I've jut finished Bryant & May: The Bleeding Heart by Christopher Fowler, the first of this series I have read. While recognisably set in the present day, the characters and the police department they inhabit seem strangely out of time. Lots of interesting facts about London - I shall probably seek more of this series out.

26vestafan
nov. 23, 2015, 5:36am

I've just finished The Woman Who Walked in Sunshine by Alexander McCall Smith. This is the latest in the No. 1 Ladies' Detective Agency series, and as usual a gentle, enjoyable read. Never the most action-packed series, this book has more philosophising and less action than previous volumes; in fact I thought that the cases took second place to Mma Ramotswe reflecting on her life and essential truths. Not the ideal start if you've never read any before, but fans will still enjoy it I think.

27LizzieD
nov. 23, 2015, 10:20am

Hi! I knew your name was familiar when I saw that you have a copy of :Hard Going:. Is this a series that I should investigate? Anyway, it's good to see you posting, and I hope you can be a regular here and among the Viragoes!

28vestafan
des. 7, 2015, 9:32am

Hi - I think it would be well worth trying one or two of the early books in the No.1 Ladies Detective Agency Series. They don't appeal to everyone but I find the gentleness a welcome relief from the ever more complicated and intense serial killer genre. They're also quite short and an easy read.

I've got the latest of the Bill Slider books Hard Fall and will probably read it some time after Christmas. I think a new year's resolution will be to do some systematic reading of my VMCs.

29vestafan
des. 7, 2015, 9:34am

A couple of books read so far this month - Rock Stars Stole My Life by Mark Ellen, a memoir of his life in rock journalism, and Friday on my Mind by Nicci French, the latest in the Frieda Klein series.
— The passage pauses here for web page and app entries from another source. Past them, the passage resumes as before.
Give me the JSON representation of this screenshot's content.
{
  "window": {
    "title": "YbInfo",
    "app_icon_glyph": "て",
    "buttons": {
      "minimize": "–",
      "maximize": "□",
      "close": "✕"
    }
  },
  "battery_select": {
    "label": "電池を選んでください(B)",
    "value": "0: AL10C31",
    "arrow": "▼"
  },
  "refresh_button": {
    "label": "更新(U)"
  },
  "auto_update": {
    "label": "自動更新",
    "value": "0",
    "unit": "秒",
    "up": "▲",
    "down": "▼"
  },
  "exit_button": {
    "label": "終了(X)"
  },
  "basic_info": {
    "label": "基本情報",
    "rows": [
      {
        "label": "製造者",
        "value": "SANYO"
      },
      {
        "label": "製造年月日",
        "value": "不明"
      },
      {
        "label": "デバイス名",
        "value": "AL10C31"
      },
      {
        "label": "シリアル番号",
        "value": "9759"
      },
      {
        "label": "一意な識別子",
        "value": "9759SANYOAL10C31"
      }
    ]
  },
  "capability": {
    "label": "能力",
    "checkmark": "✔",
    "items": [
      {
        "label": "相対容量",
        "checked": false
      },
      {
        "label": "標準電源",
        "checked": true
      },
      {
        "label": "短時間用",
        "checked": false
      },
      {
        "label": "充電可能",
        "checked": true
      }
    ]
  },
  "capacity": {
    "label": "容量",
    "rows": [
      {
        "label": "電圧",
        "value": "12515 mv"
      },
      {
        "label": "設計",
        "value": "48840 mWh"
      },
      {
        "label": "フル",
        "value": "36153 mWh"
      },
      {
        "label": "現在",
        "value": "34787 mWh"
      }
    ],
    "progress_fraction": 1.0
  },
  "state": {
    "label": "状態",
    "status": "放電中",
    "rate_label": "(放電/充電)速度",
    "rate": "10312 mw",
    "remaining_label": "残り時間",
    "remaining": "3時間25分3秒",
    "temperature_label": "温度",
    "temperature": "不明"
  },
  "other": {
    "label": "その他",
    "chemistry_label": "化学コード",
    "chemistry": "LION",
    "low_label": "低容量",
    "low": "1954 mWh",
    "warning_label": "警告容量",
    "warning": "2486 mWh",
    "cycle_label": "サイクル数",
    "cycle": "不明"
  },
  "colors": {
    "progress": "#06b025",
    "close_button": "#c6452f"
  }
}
I found it gripping, if a little far fetched.

30vestafan
des. 16, 2015, 11:49am

Persisted and finally finished A Banquet of Consequences by Elizabeth George. I have been on the point of abandoning this author several times and never finished What Came Before He Shot Her. This one was rather better than the previous book, but still retains some of the irritating rendition of dialogue, particularly the use of apostrophes to abbreviate the word can. The depiction of Barbara Havers seems to me much more heavy-handed than it has been in the earlier books. Maybe life is too short to struggle through another 500+ page epic.

31vestafan
Editat: des. 26, 2015, 10:33am

Three more crime novels read since my last post:

The Zig Zag Girl by Elly Griffiths
Sidney Chambers and the Forgiveness of Sins by James Runcie
and
Star Fall by Cynthia Harrod-Eagles

32vestafan
des. 30, 2015, 4:40am

One more and probably my last completed read of the year:

The Burning Room by Michael Connolly